Stephen McClurg teaches and lives in Birmingham, Alabama. Last spring, after winning the National Cherry Blossom Festival Haiku Contest, he spent a week writing haiku for the Washington Post’s blog. In the past he has published articles, essays, reviews, short stories, poems, and comics in newspapers, journals online and otherwise, and in the anthologies You Ain’t No Dancer and Voices from a Safe Harbor. He has written and composed music for award-winning short films, art installations, and dance, and has work forthcoming in Map Literary, The Drunken Odyssey, and the True Home Project.

30 Things I Love Right Now

by ajanefountas

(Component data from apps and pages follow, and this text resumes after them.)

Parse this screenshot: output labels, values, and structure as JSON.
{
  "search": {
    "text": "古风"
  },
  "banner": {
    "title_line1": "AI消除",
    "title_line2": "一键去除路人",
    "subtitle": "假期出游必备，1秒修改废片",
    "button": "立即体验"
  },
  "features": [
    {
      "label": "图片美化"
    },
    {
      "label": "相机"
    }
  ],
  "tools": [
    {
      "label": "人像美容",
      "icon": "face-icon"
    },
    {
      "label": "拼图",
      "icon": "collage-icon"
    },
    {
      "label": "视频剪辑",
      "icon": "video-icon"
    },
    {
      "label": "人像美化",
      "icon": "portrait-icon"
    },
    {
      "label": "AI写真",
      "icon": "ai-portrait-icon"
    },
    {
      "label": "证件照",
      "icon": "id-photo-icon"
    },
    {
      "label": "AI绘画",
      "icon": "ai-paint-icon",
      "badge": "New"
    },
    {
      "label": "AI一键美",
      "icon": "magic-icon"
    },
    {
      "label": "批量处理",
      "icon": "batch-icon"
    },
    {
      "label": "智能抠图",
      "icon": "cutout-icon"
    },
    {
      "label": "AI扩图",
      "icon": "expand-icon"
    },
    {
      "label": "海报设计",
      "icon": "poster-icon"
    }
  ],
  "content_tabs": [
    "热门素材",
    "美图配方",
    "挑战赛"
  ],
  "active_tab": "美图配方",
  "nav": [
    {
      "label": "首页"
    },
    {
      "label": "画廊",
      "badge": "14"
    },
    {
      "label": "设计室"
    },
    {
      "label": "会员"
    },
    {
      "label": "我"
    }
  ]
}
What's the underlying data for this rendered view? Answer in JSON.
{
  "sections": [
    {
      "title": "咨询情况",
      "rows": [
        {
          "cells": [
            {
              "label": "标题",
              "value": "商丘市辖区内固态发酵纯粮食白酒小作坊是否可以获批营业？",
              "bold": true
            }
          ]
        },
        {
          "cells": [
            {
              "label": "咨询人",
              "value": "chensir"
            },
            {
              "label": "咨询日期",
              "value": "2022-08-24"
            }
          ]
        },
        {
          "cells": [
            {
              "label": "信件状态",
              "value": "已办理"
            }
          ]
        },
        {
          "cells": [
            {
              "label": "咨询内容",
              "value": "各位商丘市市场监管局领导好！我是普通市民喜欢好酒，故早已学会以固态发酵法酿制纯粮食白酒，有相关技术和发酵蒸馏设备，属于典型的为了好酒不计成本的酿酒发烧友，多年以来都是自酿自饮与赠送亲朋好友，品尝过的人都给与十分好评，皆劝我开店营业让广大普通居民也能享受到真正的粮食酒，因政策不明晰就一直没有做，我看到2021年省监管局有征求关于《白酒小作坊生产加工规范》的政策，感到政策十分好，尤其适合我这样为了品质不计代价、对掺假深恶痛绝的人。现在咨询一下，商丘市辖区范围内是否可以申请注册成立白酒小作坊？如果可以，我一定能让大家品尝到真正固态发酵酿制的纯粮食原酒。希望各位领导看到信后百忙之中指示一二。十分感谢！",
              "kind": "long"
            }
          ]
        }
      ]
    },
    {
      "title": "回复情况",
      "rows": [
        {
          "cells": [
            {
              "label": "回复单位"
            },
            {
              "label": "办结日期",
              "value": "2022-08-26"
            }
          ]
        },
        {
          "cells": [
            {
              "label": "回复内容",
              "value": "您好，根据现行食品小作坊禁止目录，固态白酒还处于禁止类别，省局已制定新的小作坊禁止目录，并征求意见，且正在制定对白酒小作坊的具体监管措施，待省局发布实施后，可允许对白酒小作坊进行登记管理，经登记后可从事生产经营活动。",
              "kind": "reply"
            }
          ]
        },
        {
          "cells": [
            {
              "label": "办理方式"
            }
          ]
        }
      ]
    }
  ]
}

(1) A Tree Grows in Brooklyn. | (2) Mary Frances Nolan, a.k.a. Francie. | (3) Discovering the past two things via a 1940s best-sellers list. | (4) All the colorful lights hanging from houses. | (5) 826 Seattle Style Club. | (6) The kids that come to style club. | (7) Miranda July’s presentation at Seattle Arts & Lectures. | (8) Finding out that Miranda July is now a mother. Did you know that? | (9) The 15,000 words I have toward my new writing project. | (10) Thinking about the 1970s. | (11) Looking at issues of The New Yorker from the 1970s, including the ads. | (12) The Long-Winded Lady, a.k.a. Maeve Brennan. | (13) The little library of Irish books on my desk in front of a photo of the little house my grandmother grew up in. | (14) Diane von Furstenberg.| (15) Heavy rains at night when I can’t sleep. | (16) Fresh Air. | (17) Terry Gross.  | (18) Oliver Sacks on hallucinations on Fresh Air. | (19) Buy Olympia. | (20) The Little Otsu Annual Weekly Planner. | (21) Red wine. | (22) Chocolate muffins. | (23) Pilates. | (24) Belle & Sebastian’s “If You’re Feeling Sinister.” | (25) Song lyrics that go in delightful directions. | (26) Song lyrics that tell stories that don’t go anywhere. | (27) Gerhard Richter Painting. | (28) Gerhard Richter’s paintings. | (29) Looking out the window. | (30) Our flowering lemon tree, which is not out the window but inside.